Mini Harvest Report

It looks like Mother Nature is excited to get her winemaking on because the grapes are ripening early and fast! Download our E-Book for the ENTIRE list of wine grapes and juices we will be bringing in this fall HERE –> MWG_2016 Harvest Menu E-Book

petite sirah_8916

Mini Harvest Report:

Central Valley & Lodi: Brix are in the high teens. We are expecting to have grapes in Hartford, CT as early as September 7th.

Suisun Valley, Paso Robles, Contra Costa, Amador, Sonoma, and Napa: The whites will be harvest on September 1st and should be to Hartford, CT on September 7th. The red grapes are maturing well. The Brix are creeping up there. We think that we are still on track for a September 15th harvest date, with the grapes arriving in Hartford, CT as early as September 20th.

Juices: California juices will start arriving on September 7th. We hope to see the Italian juices sometime in the first week of October.

Prices: The grape and juice prices will be available by August 16th. Please give us a call at the office to secure your order.

We look forward to working with you this fall. If you have any questions please do not hesitate to contact us at 877.812.1137 or sales@juicegrape.com

Official Pinotage Numbers Are Here

image2 (10)

Official Pinotage Numbers Are Here

Brix = 25  (no adjustment required)

Starting pH = 3.91

Starting TA = .62

Added 1.5gm Tartaric Acid per liter

Final Number are pH = 3.50 & TA = 0.75

​In conclusion, the final numbers are very good!! Looking forward to seeing how this vintage turns out!

#whydoesittakesolong?

Bring On The Bordeaux! – A Home Winemaking Experience (2)

So before we start going into how our wine is doing, we wanted to outline some winemaking terms. Here’s a mini wine vocabulary lesson.

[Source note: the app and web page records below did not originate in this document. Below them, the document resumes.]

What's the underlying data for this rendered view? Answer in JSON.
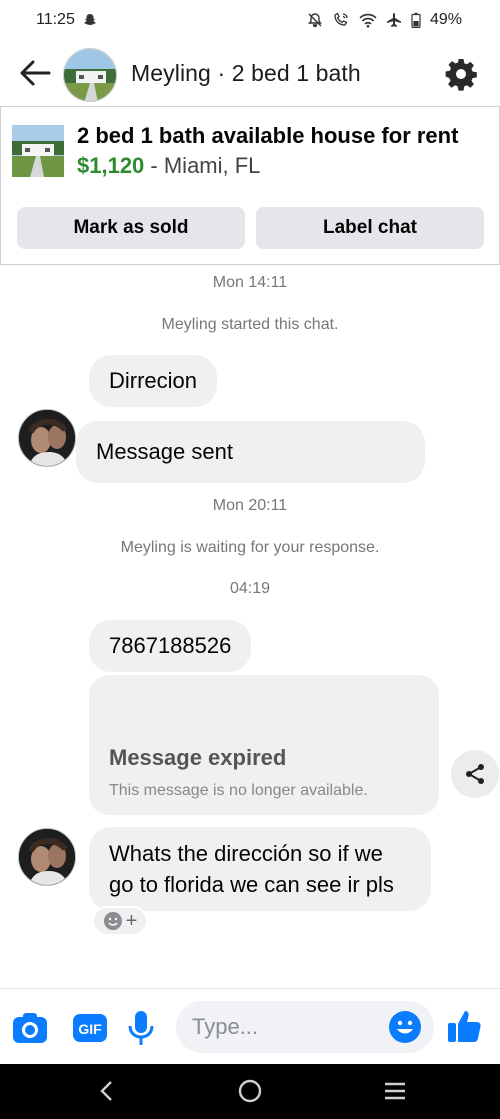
{
  "status_bar": {
    "time": "11:25",
    "battery": "49%",
    "icons": [
      "snapchat-icon",
      "mute-icon",
      "wifi-call-icon",
      "wifi-icon",
      "airplane-icon",
      "battery-icon"
    ]
  },
  "header": {
    "title": "Meyling · 2 bed 1 bath",
    "icons": [
      "back-arrow-icon",
      "gear-icon"
    ]
  },
  "listing": {
    "title": "2 bed 1 bath available house for rent",
    "price": "$1,120",
    "separator": " - ",
    "location": "Miami, FL",
    "buttons": {
      "mark_sold": "Mark as sold",
      "label_chat": "Label chat"
    }
  },
  "chat": {
    "timestamp_1": "Mon 14:11",
    "notice_1": "Meyling started this chat.",
    "msg_1": "Dirrecion",
    "msg_2": "Message sent",
    "timestamp_2": "Mon 20:11",
    "notice_2": "Meyling is waiting for your response.",
    "timestamp_3": "04:19",
    "msg_3": "7867188526",
    "expired_title": "Message expired",
    "expired_sub": "This message is no longer available.",
    "msg_4_line1": "Whats the dirección so if we",
    "msg_4_line2": "go to florida we can see ir pls",
    "reaction_plus": "+"
  },
  "composer": {
    "placeholder": "Type...",
    "gif_label": "GIF",
    "icons": [
      "camera-icon",
      "gif-icon",
      "microphone-icon",
      "emoji-icon",
      "thumbs-up-icon"
    ],
    "accent": "#0a7cff"
  },
  "colors": {
    "price_green": "#2e8b2e",
    "bubble_gray": "#f0f0f0",
    "button_gray": "#e4e6eb"
  }
}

Degrees Brix: Expresses the percentage of sugar by weight. This scale is on a Triple Scale Hydrometer. Measuring the Brix by using a hydrometer will help you determine the level of alcohol you wish to produce in your wine.

pH: This is the potential Hydrogen ion. The pH scale spans from 0, representing extreme acid, to 14, representing an extreme base or alkai. For winemaking purposes only the 0-7 scale is considered and wine should between 3-4. The more intense the wine acid is, (the lower the number) the less free sulfite is needed to afford proper protection and hence wine stability.

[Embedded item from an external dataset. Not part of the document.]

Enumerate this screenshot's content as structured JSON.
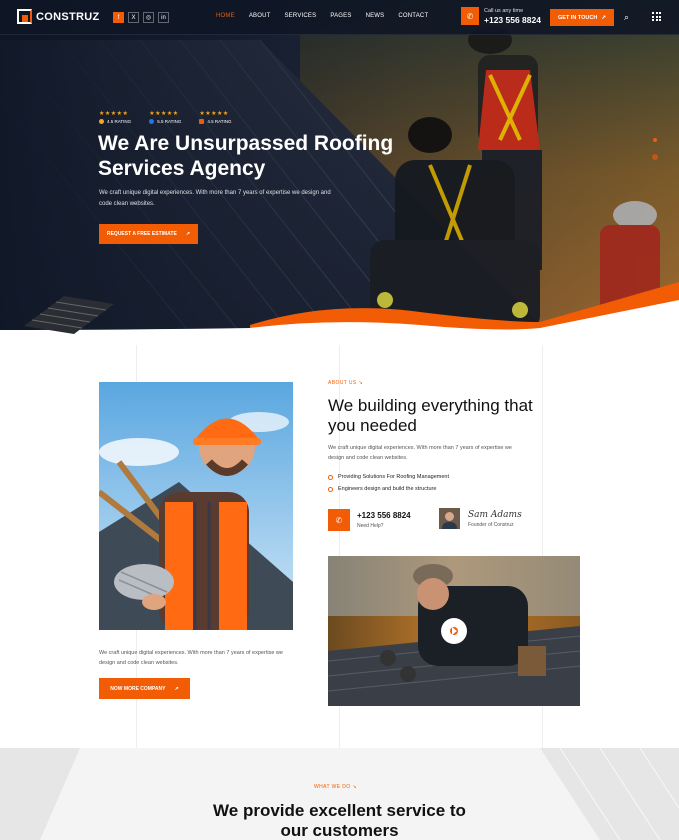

Total Acidity: This measurement refers to the amount of acid that is in your wine in grams/liter of percent of volume. Ideally, your TA should be between 0.65%-0.85% for white wine and 0.60%-0.80% for red wines. If the acid is too low your wine is susceptible to bacteria and spoilage. If it is too high your wine will taste too tart.

(sources: 12)

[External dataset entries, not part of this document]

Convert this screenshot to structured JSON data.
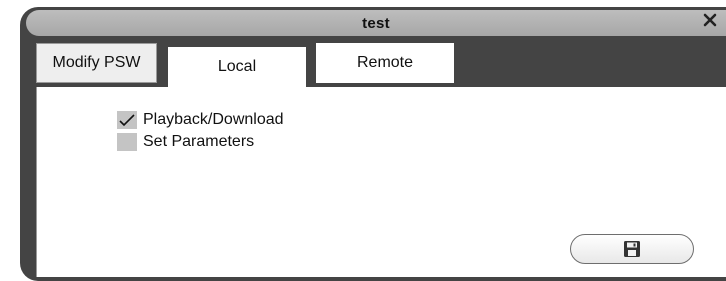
{
  "window": {
    "title": "test"
  },
  "tabs": [
    {
      "label": "Modify PSW"
    },
    {
      "label": "Local"
    },
    {
      "label": "Remote"
    }
  ],
  "permissions": [
    {
      "label": "Playback/Download",
      "checked": true
    },
    {
      "label": "Set Parameters",
      "checked": false
    }
  ],
  "icons": {
    "close": "close-icon",
    "save": "floppy-disk-icon"
  },
  "colors": {
    "frame": "#444444",
    "titlebar": "#b3b3b3",
    "checkbox": "#c4c4c4"
  }
}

test2test3

We took the must out of the cooler on 10/28 and waited for the must to heat up. Once the must started to heat up we took our measurements. The Brix were 25.5, TA was 5.985, and pH was 3.88. My pH is a little on the higher side. My TA is pretty good for a dry red and my Brix are at a great level to make a 12.5% alcohol per volume wine.

Some tips for taking your pH and TA measurements. I would suggest purchasing some type of all in one SO2, pH, and TA testing equipment. To test TA on your own can be very complicated and not very accurate. I would suggest looking into a Vinmetrica kit. They do all of the tests and it’s easy and accurate.

Also, try not to get distracted and mix up your solutions like I did. It took me 30 minutes to get the correct TA reading because I was mixing in the wrong solution. #airheadmove

Thanks again stopping by and checking out our winemaking process.  The next post will concentrate on yeast, yeast nutrient, and other additives that help the wine during fermentation.

Cheers ~ CM & FJ